The new AIAG guidelines, developed by a team of 11 supplier and solution provider organizations led by Honda of America Manufacturing, Inc., and General Motors Company, are built around a trade collaboration system that uses a cloud-based internet solution with common message templates. Essentially, every member of a supply chain that adopts the guidelines will have visibility into a shipment at any point in time, and will communicate with one another via a secure Web portal using standardized forms.

A three-month pilot program involving 20 shipments between General Motors and a Korean supplier was 100-percent effective in reducing shipping errors. Other participants in the pilot included TradeMerit Corporation, which developed the trade collaboration software, the National Institute of Standards and Technology, Pohang University of Science and Technology, Menlo Worldwide Logistics, Marsh Inc., APL, Atlas BX Co. Ltd., Eagle Global Brokerage, CEVA Logistics and Exel.

Based on the results of the MOSS study and pilot project, AIAG estimates that annual cost savings of 1 to 4 percent the global value of imports, or a conservative estimate of $21bn, could be achieved if there were global adoption of the guidelines.

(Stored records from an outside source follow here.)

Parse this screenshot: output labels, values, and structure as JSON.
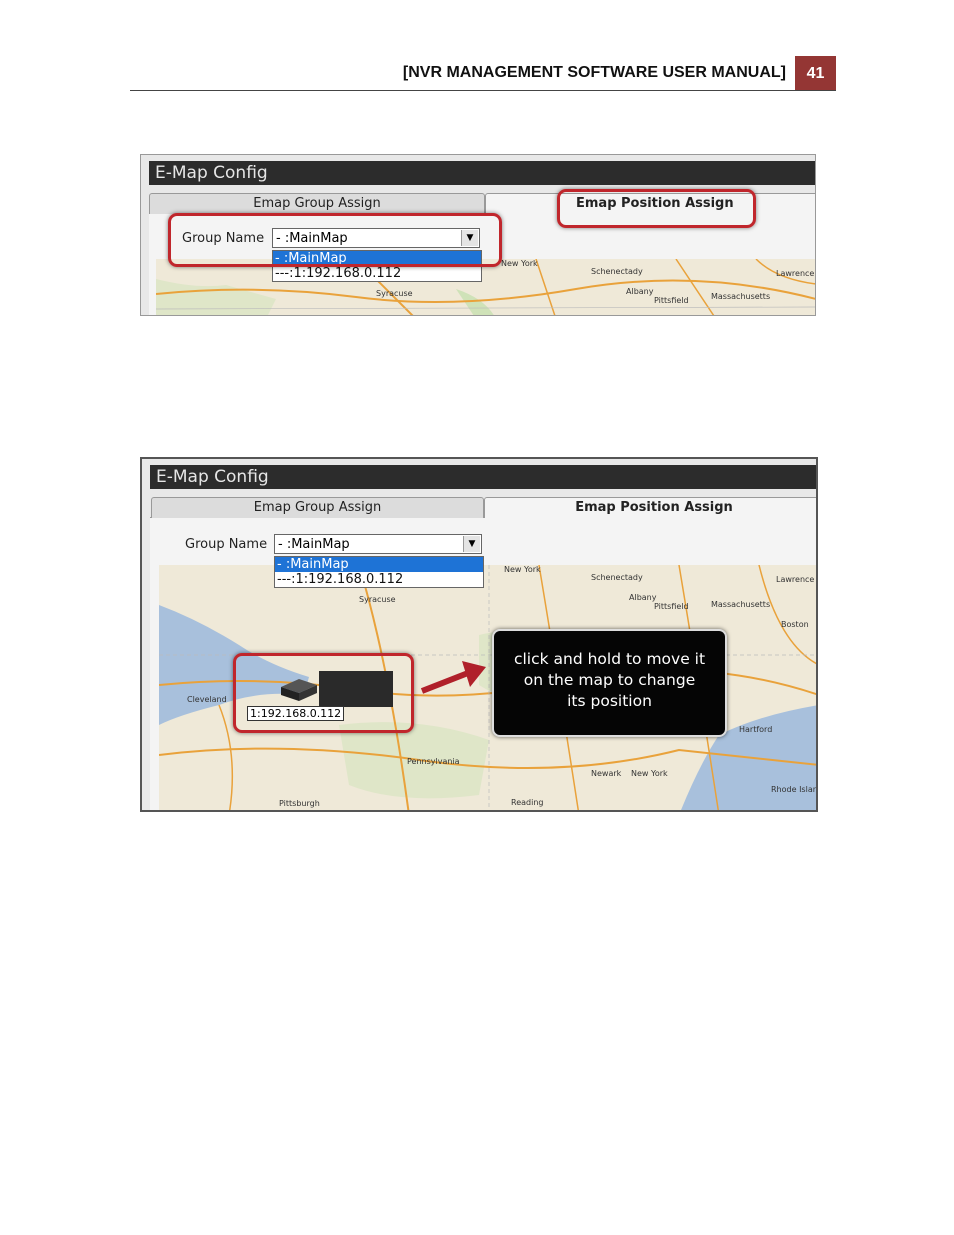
{
  "header": {
    "title": "[NVR MANAGEMENT SOFTWARE USER MANUAL]",
    "page_number": "41"
  },
  "screenshot1": {
    "window_title": "E-Map Config",
    "tabs": [
      "Emap Group Assign",
      "Emap Position Assign"
    ],
    "group_name_label": "Group Name",
    "group_select_value": "- :MainMap",
    "dropdown_options": [
      "- :MainMap",
      "---:1:192.168.0.112"
    ],
    "map_labels": [
      "New York",
      "Schenectady",
      "Massachusetts",
      "Lawrence",
      "Albany",
      "Pittsfield",
      "Syracuse"
    ]
  },
  "screenshot2": {
    "window_title": "E-Map Config",
    "tabs": [
      "Emap Group Assign",
      "Emap Position Assign"
    ],
    "group_name_label": "Group Name",
    "group_select_value": "- :MainMap",
    "dropdown_options": [
      "- :MainMap",
      "---:1:192.168.0.112"
    ],
    "device_label": "1:192.168.0.112",
    "tooltip_lines": [
      "click and hold to move it",
      "on the map to change",
      "its position"
    ],
    "map_labels": [
      "New York",
      "Schenectady",
      "Massachusetts",
      "Lawrence",
      "Albany",
      "Pittsfield",
      "Syracuse",
      "Cleveland",
      "Pennsylvania",
      "Newark",
      "New York",
      "Rhode Island",
      "Reading",
      "Pittsburgh",
      "Hartford",
      "Boston"
    ]
  },
  "colors": {
    "header_accent": "#943634",
    "callout_red": "#c0262c",
    "dropdown_selected": "#1e73d6",
    "titlebar": "#2c2c2c"
  }
}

Recommended Business Practices for Long-Distance Supply Chains can be purchased through aiag.org. It is available to AIAG members for $39 and to non-members for $126. 

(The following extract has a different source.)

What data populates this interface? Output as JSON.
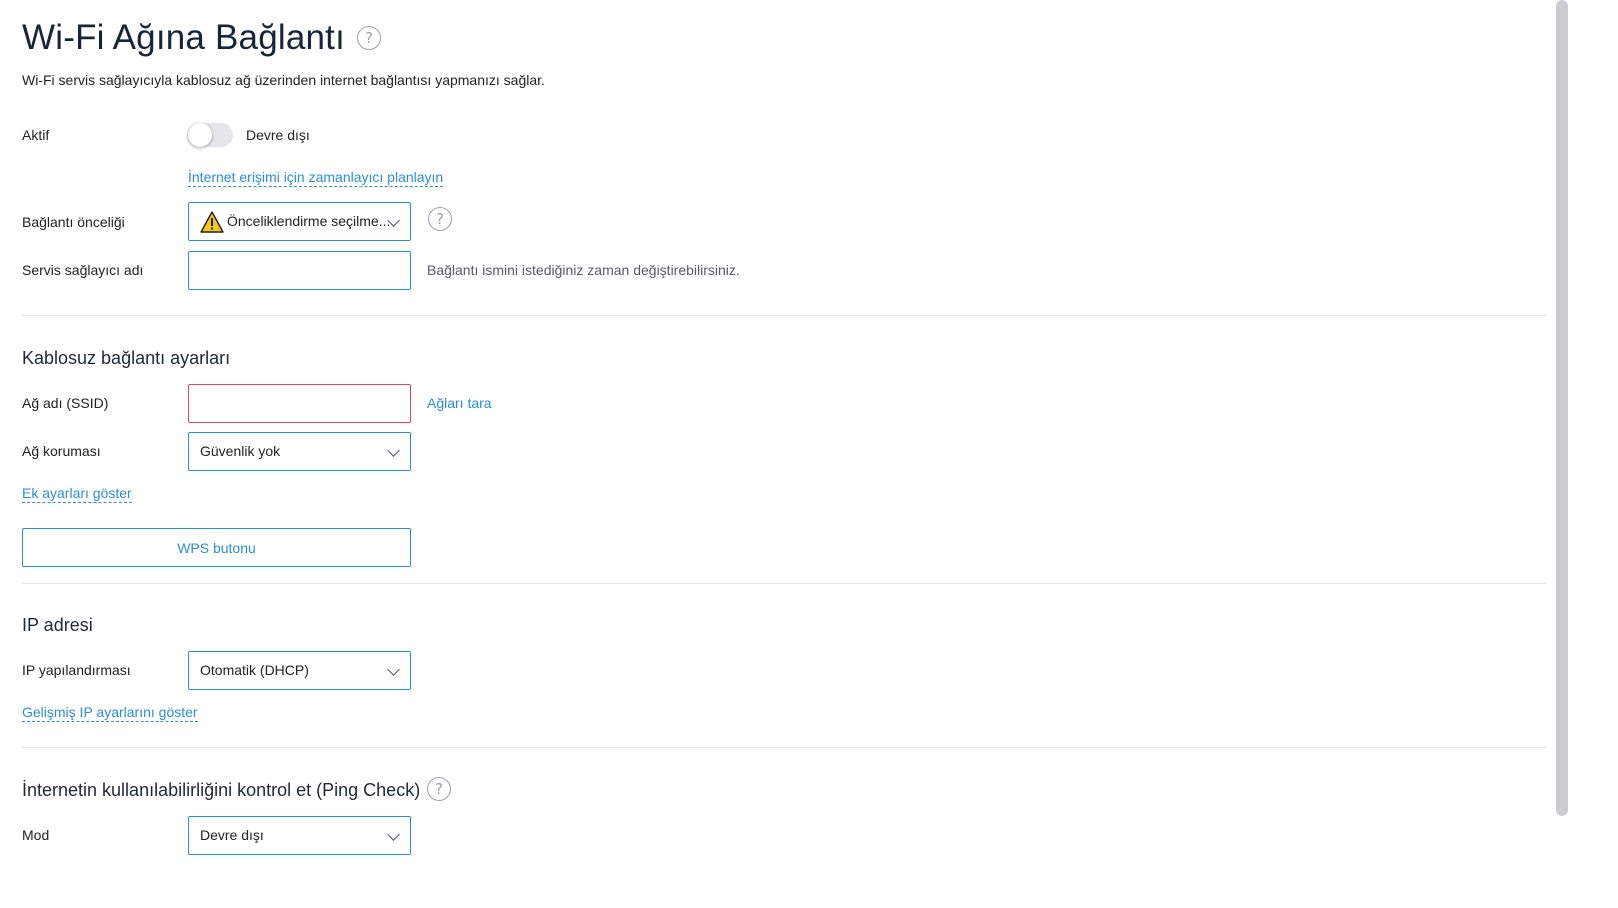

Source: AIAG

A comprehensive set of guidelines intended to identify waste, errors and miscommunication across intercontinental, ocean-going supply chains is now available from AIAG, a not-for-profit, member-supported organization that works with a wide range of manufacturing companies and service providers to help them operate at peak performance.

"Companies expect global shipments will be late, so they build waste and inefficiency into their operations to compensate for a bad process," said executive director J. Scot Sharland. "AIAG volunteers, who represent stakeholders at all levels of the global supply chain, have proved that it doesn't have to be that way. They have developed an affordable, easy-to-deploy system that will let companies reduce parts inventories and premium freight shipping costs, and dramatically reduce the time employees spend tracking shipments."

The guidelines, contained in Recommended Business Practices for Long-Distance Supply Chains, are based on the findings of AIAG's Material Offshore Sourcing (MOSS) project, which studied ocean-going supply chains, including order, transport and customs processes, to identify the root causes of errors that lead to shipping delays.

Among the findings:

o An estimated 15 percent of all shipments experience delays due to inaccurate or incomplete data.

o Most errors stem from the manual input of data, which is often re-keyed multiple times by different parties, and through phone and fax communication.

o North America-based automakers and suppliers may be able reduce working capital by as much as $1.7bn if these delays are eliminated.

The new AIAG guidelines, developed by a team of 11 supplier and solution provider organizations led by Honda of America Manufacturing, Inc., and General Motors Company, are built around a trade collaboration system that uses a cloud-based internet solution with common message templates. Essentially, every member of a supply chain that adopts the guidelines will have visibility into a shipment at any point in time, and will communicate with one another via a secure Web portal using standardized forms.

A three-month pilot program involving 20 shipments between General Motors and a Korean supplier was 100-percent effective in reducing shipping errors. Other participants in the pilot included TradeMerit Corporation, which developed the trade collaboration software, the National Institute of Standards and Technology, Pohang University of Science and Technology, Menlo Worldwide Logistics, Marsh Inc., APL, Atlas BX Co. Ltd., Eagle Global Brokerage, CEVA Logistics and Exel.

Based on the results of the MOSS study and pilot project, AIAG estimates that annual cost savings of 1 to 4 percent the global value of imports, or a conservative estimate of $21bn, could be achieved if there were global adoption of the guidelines.

Recommended Business Practices for Long-Distance Supply Chains can be purchased through aiag.org. It is available to AIAG members for $39 and to non-members for $126. 

Source: AIAG